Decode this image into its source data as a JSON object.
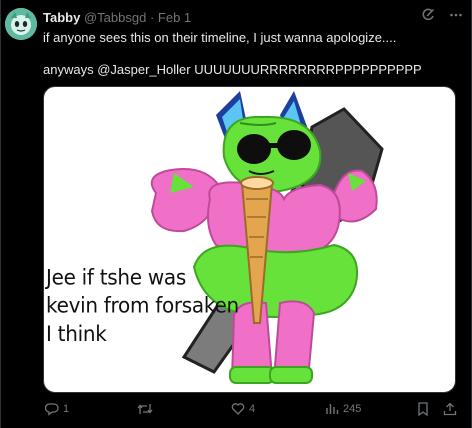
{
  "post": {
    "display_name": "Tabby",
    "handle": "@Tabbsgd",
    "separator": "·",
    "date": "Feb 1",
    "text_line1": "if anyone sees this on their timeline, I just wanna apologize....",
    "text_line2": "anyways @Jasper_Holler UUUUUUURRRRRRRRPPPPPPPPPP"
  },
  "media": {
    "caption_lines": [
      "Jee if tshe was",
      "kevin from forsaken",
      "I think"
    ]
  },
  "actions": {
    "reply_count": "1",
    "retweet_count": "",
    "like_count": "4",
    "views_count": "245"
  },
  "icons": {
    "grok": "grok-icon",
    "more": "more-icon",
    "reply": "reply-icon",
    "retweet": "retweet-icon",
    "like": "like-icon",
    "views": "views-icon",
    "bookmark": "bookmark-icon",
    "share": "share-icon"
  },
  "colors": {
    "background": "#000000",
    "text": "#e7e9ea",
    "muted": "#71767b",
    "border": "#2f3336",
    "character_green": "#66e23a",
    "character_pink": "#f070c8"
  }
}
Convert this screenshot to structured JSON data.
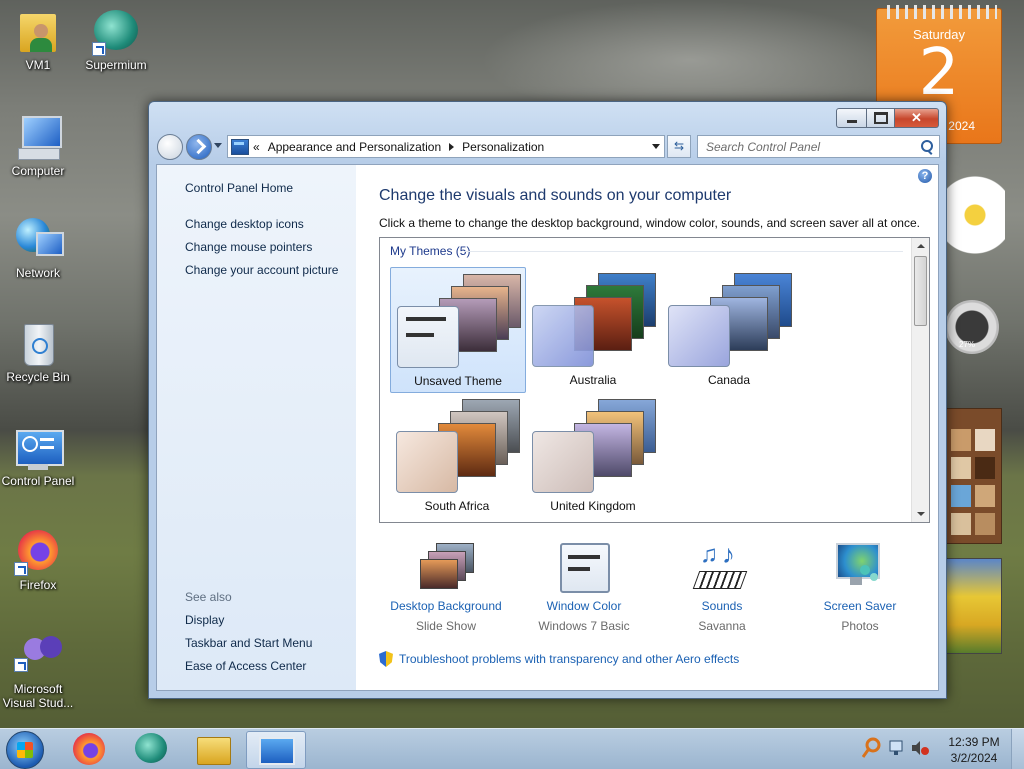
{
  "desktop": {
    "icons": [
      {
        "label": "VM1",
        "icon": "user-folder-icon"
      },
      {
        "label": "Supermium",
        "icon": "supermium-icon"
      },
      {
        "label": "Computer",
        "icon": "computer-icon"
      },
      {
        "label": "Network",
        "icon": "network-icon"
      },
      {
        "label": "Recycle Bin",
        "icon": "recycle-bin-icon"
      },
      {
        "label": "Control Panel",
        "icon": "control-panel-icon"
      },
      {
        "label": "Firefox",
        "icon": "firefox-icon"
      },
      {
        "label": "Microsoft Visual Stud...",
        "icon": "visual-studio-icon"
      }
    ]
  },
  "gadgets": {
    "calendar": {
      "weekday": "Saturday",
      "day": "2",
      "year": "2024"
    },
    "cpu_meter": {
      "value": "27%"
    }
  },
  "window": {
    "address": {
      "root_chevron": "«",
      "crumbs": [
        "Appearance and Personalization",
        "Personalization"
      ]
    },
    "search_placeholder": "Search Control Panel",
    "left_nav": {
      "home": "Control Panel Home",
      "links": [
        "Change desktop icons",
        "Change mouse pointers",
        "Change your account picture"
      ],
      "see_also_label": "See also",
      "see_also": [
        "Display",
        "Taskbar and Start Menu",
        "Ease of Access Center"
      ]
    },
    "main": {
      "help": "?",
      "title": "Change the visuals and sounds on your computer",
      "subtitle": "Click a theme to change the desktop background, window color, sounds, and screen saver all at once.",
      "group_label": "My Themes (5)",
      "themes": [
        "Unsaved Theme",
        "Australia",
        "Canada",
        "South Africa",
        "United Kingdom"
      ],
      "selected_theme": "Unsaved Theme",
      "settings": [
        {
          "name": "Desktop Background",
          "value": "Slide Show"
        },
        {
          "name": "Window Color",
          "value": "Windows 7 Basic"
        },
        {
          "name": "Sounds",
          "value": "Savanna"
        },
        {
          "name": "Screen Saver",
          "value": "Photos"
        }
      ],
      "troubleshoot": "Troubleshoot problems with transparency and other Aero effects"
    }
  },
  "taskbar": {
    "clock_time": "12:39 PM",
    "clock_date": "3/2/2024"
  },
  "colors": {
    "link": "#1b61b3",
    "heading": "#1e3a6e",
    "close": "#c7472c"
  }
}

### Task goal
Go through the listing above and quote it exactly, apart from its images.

### Answer below
Decode this image into its source data as a JSON object.
{
  "post": {
    "display_name": "Tabby",
    "handle": "@Tabbsgd",
    "separator": "·",
    "date": "Feb 1",
    "text_line1": "if anyone sees this on their timeline, I just wanna apologize....",
    "text_line2": "anyways @Jasper_Holler UUUUUUURRRRRRRRPPPPPPPPPP"
  },
  "media": {
    "caption_lines": [
      "Jee if tshe was",
      "kevin from forsaken",
      "I think"
    ]
  },
  "actions": {
    "reply_count": "1",
    "retweet_count": "",
    "like_count": "4",
    "views_count": "245"
  },
  "icons": {
    "grok": "grok-icon",
    "more": "more-icon",
    "reply": "reply-icon",
    "retweet": "retweet-icon",
    "like": "like-icon",
    "views": "views-icon",
    "bookmark": "bookmark-icon",
    "share": "share-icon"
  },
  "colors": {
    "background": "#000000",
    "text": "#e7e9ea",
    "muted": "#71767b",
    "border": "#2f3336",
    "character_green": "#66e23a",
    "character_pink": "#f070c8"
  }
}
Convert this screenshot to structured JSON data.
{
  "desktop": {
    "icons": [
      {
        "label": "VM1",
        "icon": "user-folder-icon"
      },
      {
        "label": "Supermium",
        "icon": "supermium-icon"
      },
      {
        "label": "Computer",
        "icon": "computer-icon"
      },
      {
        "label": "Network",
        "icon": "network-icon"
      },
      {
        "label": "Recycle Bin",
        "icon": "recycle-bin-icon"
      },
      {
        "label": "Control Panel",
        "icon": "control-panel-icon"
      },
      {
        "label": "Firefox",
        "icon": "firefox-icon"
      },
      {
        "label": "Microsoft Visual Stud...",
        "icon": "visual-studio-icon"
      }
    ]
  },
  "gadgets": {
    "calendar": {
      "weekday": "Saturday",
      "day": "2",
      "year": "2024"
    },
    "cpu_meter": {
      "value": "27%"
    }
  },
  "window": {
    "address": {
      "root_chevron": "«",
      "crumbs": [
        "Appearance and Personalization",
        "Personalization"
      ]
    },
    "search_placeholder": "Search Control Panel",
    "left_nav": {
      "home": "Control Panel Home",
      "links": [
        "Change desktop icons",
        "Change mouse pointers",
        "Change your account picture"
      ],
      "see_also_label": "See also",
      "see_also": [
        "Display",
        "Taskbar and Start Menu",
        "Ease of Access Center"
      ]
    },
    "main": {
      "help": "?",
      "title": "Change the visuals and sounds on your computer",
      "subtitle": "Click a theme to change the desktop background, window color, sounds, and screen saver all at once.",
      "group_label": "My Themes (5)",
      "themes": [
        "Unsaved Theme",
        "Australia",
        "Canada",
        "South Africa",
        "United Kingdom"
      ],
      "selected_theme": "Unsaved Theme",
      "settings": [
        {
          "name": "Desktop Background",
          "value": "Slide Show"
        },
        {
          "name": "Window Color",
          "value": "Windows 7 Basic"
        },
        {
          "name": "Sounds",
          "value": "Savanna"
        },
        {
          "name": "Screen Saver",
          "value": "Photos"
        }
      ],
      "troubleshoot": "Troubleshoot problems with transparency and other Aero effects"
    }
  },
  "taskbar": {
    "clock_time": "12:39 PM",
    "clock_date": "3/2/2024"
  },
  "colors": {
    "link": "#1b61b3",
    "heading": "#1e3a6e",
    "close": "#c7472c"
  }
}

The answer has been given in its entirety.